> **YOUR GOAL**:
The entries that follow need to be retyped verbatim.

> **MATERIAL SHOWN**:
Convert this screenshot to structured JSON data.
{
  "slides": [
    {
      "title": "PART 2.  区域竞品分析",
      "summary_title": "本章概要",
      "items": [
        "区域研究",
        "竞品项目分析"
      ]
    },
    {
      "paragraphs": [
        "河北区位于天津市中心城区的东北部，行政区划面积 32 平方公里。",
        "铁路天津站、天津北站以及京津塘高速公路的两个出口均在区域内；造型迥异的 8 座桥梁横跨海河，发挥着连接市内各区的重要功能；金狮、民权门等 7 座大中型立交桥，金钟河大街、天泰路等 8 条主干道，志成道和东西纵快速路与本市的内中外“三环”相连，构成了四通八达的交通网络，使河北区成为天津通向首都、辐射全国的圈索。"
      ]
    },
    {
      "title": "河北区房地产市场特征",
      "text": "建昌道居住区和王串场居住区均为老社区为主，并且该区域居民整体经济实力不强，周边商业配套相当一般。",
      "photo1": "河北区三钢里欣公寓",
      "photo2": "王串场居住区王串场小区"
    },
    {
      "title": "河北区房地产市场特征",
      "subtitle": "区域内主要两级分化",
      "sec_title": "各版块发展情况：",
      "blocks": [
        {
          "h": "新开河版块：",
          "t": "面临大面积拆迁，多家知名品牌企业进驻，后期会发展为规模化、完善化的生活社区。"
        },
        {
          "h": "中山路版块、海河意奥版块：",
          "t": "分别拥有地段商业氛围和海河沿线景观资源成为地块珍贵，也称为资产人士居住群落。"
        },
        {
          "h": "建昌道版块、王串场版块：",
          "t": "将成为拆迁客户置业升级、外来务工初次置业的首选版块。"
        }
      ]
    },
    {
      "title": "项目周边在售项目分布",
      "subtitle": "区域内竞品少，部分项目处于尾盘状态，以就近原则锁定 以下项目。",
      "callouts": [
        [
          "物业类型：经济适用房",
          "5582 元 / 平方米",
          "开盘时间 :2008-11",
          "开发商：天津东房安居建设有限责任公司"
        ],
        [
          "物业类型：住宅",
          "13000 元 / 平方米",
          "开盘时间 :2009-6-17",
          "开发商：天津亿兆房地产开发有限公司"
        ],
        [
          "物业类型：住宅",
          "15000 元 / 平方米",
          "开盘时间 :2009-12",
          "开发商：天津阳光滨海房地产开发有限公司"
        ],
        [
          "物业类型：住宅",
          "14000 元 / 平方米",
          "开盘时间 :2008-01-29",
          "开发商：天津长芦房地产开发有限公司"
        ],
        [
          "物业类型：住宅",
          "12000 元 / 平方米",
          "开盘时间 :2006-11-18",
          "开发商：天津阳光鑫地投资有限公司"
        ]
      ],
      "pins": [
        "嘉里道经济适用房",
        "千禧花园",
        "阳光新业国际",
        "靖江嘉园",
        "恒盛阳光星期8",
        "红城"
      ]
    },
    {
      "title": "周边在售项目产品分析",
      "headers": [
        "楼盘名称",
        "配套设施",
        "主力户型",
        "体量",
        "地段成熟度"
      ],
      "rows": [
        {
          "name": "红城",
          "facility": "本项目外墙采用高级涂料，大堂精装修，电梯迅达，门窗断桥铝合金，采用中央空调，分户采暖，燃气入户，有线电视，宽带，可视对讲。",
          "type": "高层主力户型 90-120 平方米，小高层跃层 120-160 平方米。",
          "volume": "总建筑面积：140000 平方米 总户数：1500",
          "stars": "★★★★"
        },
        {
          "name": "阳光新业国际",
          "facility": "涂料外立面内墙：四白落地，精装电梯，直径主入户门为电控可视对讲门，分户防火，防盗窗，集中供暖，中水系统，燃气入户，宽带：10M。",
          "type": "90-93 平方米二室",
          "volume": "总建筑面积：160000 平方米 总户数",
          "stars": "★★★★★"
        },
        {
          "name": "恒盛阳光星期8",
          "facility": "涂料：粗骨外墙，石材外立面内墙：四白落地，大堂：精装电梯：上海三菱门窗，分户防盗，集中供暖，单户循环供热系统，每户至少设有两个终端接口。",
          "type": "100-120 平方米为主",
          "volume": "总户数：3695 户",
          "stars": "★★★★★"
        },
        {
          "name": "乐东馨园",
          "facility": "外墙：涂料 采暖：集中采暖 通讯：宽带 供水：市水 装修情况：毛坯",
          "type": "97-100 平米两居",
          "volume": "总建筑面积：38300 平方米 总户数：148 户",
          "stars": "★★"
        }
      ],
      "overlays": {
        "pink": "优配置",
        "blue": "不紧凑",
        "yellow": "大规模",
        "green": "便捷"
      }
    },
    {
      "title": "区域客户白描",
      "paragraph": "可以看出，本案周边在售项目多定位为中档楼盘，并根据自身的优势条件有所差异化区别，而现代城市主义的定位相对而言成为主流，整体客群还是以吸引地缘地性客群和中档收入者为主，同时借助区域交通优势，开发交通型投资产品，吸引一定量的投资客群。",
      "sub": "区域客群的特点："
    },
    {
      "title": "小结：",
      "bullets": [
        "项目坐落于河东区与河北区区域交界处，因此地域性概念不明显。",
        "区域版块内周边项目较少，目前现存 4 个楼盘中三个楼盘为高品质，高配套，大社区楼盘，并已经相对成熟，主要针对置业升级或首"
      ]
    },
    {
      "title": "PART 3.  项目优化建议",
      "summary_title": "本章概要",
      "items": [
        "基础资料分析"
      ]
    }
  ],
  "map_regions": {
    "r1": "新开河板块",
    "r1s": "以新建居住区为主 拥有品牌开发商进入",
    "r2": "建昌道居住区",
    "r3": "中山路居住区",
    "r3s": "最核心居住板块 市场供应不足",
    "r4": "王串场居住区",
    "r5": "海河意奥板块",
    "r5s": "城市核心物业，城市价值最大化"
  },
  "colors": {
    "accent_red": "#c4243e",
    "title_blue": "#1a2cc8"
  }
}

> **EXERCISE OUTPUT**:
Convert this screenshot to structured JSON data.
{
  "slides": [
    {
      "title": "PART 2.  区域竞品分析",
      "summary_title": "本章概要",
      "items": [
        "区域研究",
        "竞品项目分析"
      ]
    },
    {
      "paragraphs": [
        "河北区位于天津市中心城区的东北部，行政区划面积 32 平方公里。",
        "铁路天津站、天津北站以及京津塘高速公路的两个出口均在区域内；造型迥异的 8 座桥梁横跨海河，发挥着连接市内各区的重要功能；金狮、民权门等 7 座大中型立交桥，金钟河大街、天泰路等 8 条主干道，志成道和东西纵快速路与本市的内中外“三环”相连，构成了四通八达的交通网络，使河北区成为天津通向首都、辐射全国的圈索。"
      ]
    },
    {
      "title": "河北区房地产市场特征",
      "text": "建昌道居住区和王串场居住区均为老社区为主，并且该区域居民整体经济实力不强，周边商业配套相当一般。",
      "photo1": "河北区三钢里欣公寓",
      "photo2": "王串场居住区王串场小区"
    },
    {
      "title": "河北区房地产市场特征",
      "subtitle": "区域内主要两级分化",
      "sec_title": "各版块发展情况：",
      "blocks": [
        {
          "h": "新开河版块：",
          "t": "面临大面积拆迁，多家知名品牌企业进驻，后期会发展为规模化、完善化的生活社区。"
        },
        {
          "h": "中山路版块、海河意奥版块：",
          "t": "分别拥有地段商业氛围和海河沿线景观资源成为地块珍贵，也称为资产人士居住群落。"
        },
        {
          "h": "建昌道版块、王串场版块：",
          "t": "将成为拆迁客户置业升级、外来务工初次置业的首选版块。"
        }
      ]
    },
    {
      "title": "项目周边在售项目分布",
      "subtitle": "区域内竞品少，部分项目处于尾盘状态，以就近原则锁定 以下项目。",
      "callouts": [
        [
          "物业类型：经济适用房",
          "5582 元 / 平方米",
          "开盘时间 :2008-11",
          "开发商：天津东房安居建设有限责任公司"
        ],
        [
          "物业类型：住宅",
          "13000 元 / 平方米",
          "开盘时间 :2009-6-17",
          "开发商：天津亿兆房地产开发有限公司"
        ],
        [
          "物业类型：住宅",
          "15000 元 / 平方米",
          "开盘时间 :2009-12",
          "开发商：天津阳光滨海房地产开发有限公司"
        ],
        [
          "物业类型：住宅",
          "14000 元 / 平方米",
          "开盘时间 :2008-01-29",
          "开发商：天津长芦房地产开发有限公司"
        ],
        [
          "物业类型：住宅",
          "12000 元 / 平方米",
          "开盘时间 :2006-11-18",
          "开发商：天津阳光鑫地投资有限公司"
        ]
      ],
      "pins": [
        "嘉里道经济适用房",
        "千禧花园",
        "阳光新业国际",
        "靖江嘉园",
        "恒盛阳光星期8",
        "红城"
      ]
    },
    {
      "title": "周边在售项目产品分析",
      "headers": [
        "楼盘名称",
        "配套设施",
        "主力户型",
        "体量",
        "地段成熟度"
      ],
      "rows": [
        {
          "name": "红城",
          "facility": "本项目外墙采用高级涂料，大堂精装修，电梯迅达，门窗断桥铝合金，采用中央空调，分户采暖，燃气入户，有线电视，宽带，可视对讲。",
          "type": "高层主力户型 90-120 平方米，小高层跃层 120-160 平方米。",
          "volume": "总建筑面积：140000 平方米 总户数：1500",
          "stars": "★★★★"
        },
        {
          "name": "阳光新业国际",
          "facility": "涂料外立面内墙：四白落地，精装电梯，直径主入户门为电控可视对讲门，分户防火，防盗窗，集中供暖，中水系统，燃气入户，宽带：10M。",
          "type": "90-93 平方米二室",
          "volume": "总建筑面积：160000 平方米 总户数",
          "stars": "★★★★★"
        },
        {
          "name": "恒盛阳光星期8",
          "facility": "涂料：粗骨外墙，石材外立面内墙：四白落地，大堂：精装电梯：上海三菱门窗，分户防盗，集中供暖，单户循环供热系统，每户至少设有两个终端接口。",
          "type": "100-120 平方米为主",
          "volume": "总户数：3695 户",
          "stars": "★★★★★"
        },
        {
          "name": "乐东馨园",
          "facility": "外墙：涂料 采暖：集中采暖 通讯：宽带 供水：市水 装修情况：毛坯",
          "type": "97-100 平米两居",
          "volume": "总建筑面积：38300 平方米 总户数：148 户",
          "stars": "★★"
        }
      ],
      "overlays": {
        "pink": "优配置",
        "blue": "不紧凑",
        "yellow": "大规模",
        "green": "便捷"
      }
    },
    {
      "title": "区域客户白描",
      "paragraph": "可以看出，本案周边在售项目多定位为中档楼盘，并根据自身的优势条件有所差异化区别，而现代城市主义的定位相对而言成为主流，整体客群还是以吸引地缘地性客群和中档收入者为主，同时借助区域交通优势，开发交通型投资产品，吸引一定量的投资客群。",
      "sub": "区域客群的特点："
    },
    {
      "title": "小结：",
      "bullets": [
        "项目坐落于河东区与河北区区域交界处，因此地域性概念不明显。",
        "区域版块内周边项目较少，目前现存 4 个楼盘中三个楼盘为高品质，高配套，大社区楼盘，并已经相对成熟，主要针对置业升级或首"
      ]
    },
    {
      "title": "PART 3.  项目优化建议",
      "summary_title": "本章概要",
      "items": [
        "基础资料分析"
      ]
    }
  ],
  "map_regions": {
    "r1": "新开河板块",
    "r1s": "以新建居住区为主 拥有品牌开发商进入",
    "r2": "建昌道居住区",
    "r3": "中山路居住区",
    "r3s": "最核心居住板块 市场供应不足",
    "r4": "王串场居住区",
    "r5": "海河意奥板块",
    "r5s": "城市核心物业，城市价值最大化"
  },
  "colors": {
    "accent_red": "#c4243e",
    "title_blue": "#1a2cc8"
  }
}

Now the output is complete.